_Assignment_. Could you say how many lines in the entries contain the string "Position"? Give only that number.

_Extracted records_.

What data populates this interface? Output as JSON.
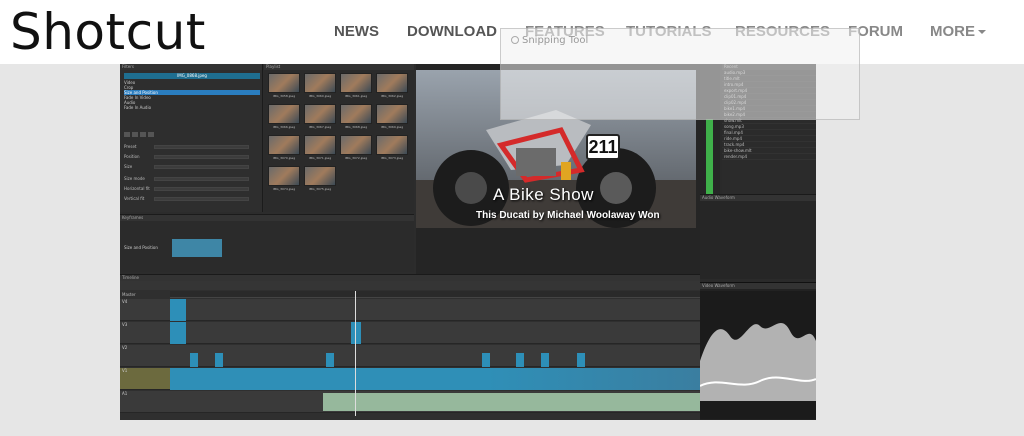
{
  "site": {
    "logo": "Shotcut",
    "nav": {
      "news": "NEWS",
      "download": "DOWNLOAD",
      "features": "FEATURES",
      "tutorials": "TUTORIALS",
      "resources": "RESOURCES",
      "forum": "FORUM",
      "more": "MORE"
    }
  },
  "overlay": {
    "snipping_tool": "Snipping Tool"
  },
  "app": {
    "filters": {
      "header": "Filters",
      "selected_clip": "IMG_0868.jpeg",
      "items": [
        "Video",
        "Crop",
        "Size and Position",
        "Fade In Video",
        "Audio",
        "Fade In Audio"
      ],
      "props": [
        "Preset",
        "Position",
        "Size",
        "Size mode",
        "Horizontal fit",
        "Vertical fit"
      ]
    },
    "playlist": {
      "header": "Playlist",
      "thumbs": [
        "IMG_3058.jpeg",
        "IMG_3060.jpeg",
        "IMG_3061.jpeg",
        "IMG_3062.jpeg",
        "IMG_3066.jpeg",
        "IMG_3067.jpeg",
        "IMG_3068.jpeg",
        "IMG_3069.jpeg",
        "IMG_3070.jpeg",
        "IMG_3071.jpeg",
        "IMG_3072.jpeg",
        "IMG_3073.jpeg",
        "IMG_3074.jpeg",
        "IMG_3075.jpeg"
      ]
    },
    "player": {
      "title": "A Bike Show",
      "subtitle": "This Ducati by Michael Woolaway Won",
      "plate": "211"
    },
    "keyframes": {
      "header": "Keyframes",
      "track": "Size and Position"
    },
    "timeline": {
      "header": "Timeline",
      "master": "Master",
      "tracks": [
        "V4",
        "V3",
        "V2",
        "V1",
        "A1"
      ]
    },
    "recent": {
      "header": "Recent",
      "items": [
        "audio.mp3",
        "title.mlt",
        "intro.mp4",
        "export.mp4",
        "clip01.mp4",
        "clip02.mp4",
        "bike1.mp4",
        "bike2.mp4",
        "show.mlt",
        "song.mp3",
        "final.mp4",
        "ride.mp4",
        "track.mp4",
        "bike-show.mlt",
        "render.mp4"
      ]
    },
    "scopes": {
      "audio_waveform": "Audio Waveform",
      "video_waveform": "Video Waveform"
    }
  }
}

_Problem solution_. 3